With an adaptation by Steve Conrad that is based on James Thurber’s short story of the same name, Ben Stiller’s film is a daydream in that it is merely a distraction–a spectacle without relevance.
Walter Mitty, portrayed by Stiller, is a man who works as a negative assets manager for Life Magazine, organizing the company’s photo library and developing the few rolls of film they still receive from the elusive photographer, Sean O’Connell (Sean Penn). In his free time Walter sends eHarmony “winks” to his office crush Cheryl (Kristen Wiig), as well as tends for his sister and elderly mother (Kathryn Hahn and Shirley MacLaine, respectively).
He defeatedly admits that he leads a dull life, and through this self-acceptance Walter develops a habit of extreme daydreaming and “zoning out”. His habit leads to conflicts with his co-workers, particularly the straight-laced transition manager (Adam Scott). But Walter finds solace in these moments of disconnect and they keep him going throughout his daily routine.
When the staff of Life is notified of the magazine’s imminent digitization Walter is put under pressure to deliver Sean’s final photograph, dubbed the “Quintessence of Life”, which will be used as the magazine’s last printed cover. Walter looks everywhere but is unsuccessful in locating it. With his job’s integrity on the line and the magazine’s deadline quickly approaching, he embarks on his own international expedition to track down O’Connell and find the Quintessence. The further away Walter travels from home, the less he finds the adventure staying within the confines of his own imagination.

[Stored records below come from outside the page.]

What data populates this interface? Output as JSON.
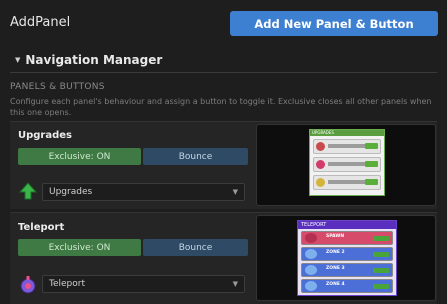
{
  "app": {
    "title": "AddPanel"
  },
  "toolbar": {
    "add_label": "Add New Panel & Button"
  },
  "section": {
    "title": "Navigation Manager"
  },
  "panels_heading": "PANELS & BUTTONS",
  "description": "Configure each panel's behaviour and assign a button to toggle it. Exclusive closes all other panels when this one opens.",
  "panels": [
    {
      "title": "Upgrades",
      "exclusive_label": "Exclusive: ON",
      "bounce_label": "Bounce",
      "button_value": "Upgrades",
      "icon": "green-up-arrow-icon",
      "preview_header": "UPGRADES"
    },
    {
      "title": "Teleport",
      "exclusive_label": "Exclusive: ON",
      "bounce_label": "Bounce",
      "button_value": "Teleport",
      "icon": "teleport-pin-icon",
      "preview_header": "TELEPORT",
      "preview_rows": [
        "SPAWN",
        "ZONE 2",
        "ZONE 3",
        "ZONE 4"
      ]
    }
  ],
  "colors": {
    "accent": "#3d7fd0",
    "exclusive_on": "#3f7a45",
    "bounce": "#2f4a64"
  }
}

The film hammers down its expositional notes to the point of irritating repetition. We are continuously shown how boring Walter is, from both his lack of a social life and social skills, as well as his habit of recession into his imagination, which occurs far too frequently and leaves us never really knowing what Walter’s true reality is as a result. His relapses back to the real world feel more annoying than humorous, and when his expedition finally starts some of the events seem way too cheesy (forget “jumping the shark”–change it to “smacking the shark in the face with a briefcase”). Blurred reality is an interesting theme, but it would seem better suited for a psychological drama than a feel-good adventure story.
Also gone from this is Stiller’s sharp wit that he brought to his last directorial effort, Tropic Thunder. Obviously that is a film with a completely different agenda, but Stiller was able to use satire to his advantage and create an over-the-top yet genuinely hysterical comedy. With Walter Mitty, the over-the-top element is still there but the charm is not. The mystery of the lost image doesn’t hold for very long, nor does the film’s message of “Make Your Own Adventure.” Walter’s adventure boils down to beautiful imagery and empty action sequences with him as an uninteresting protagonist.
The Secret Life of Walter Mitty is a two-hour diversion, but like all daydreams don’t expect it to provide much in terms of insight.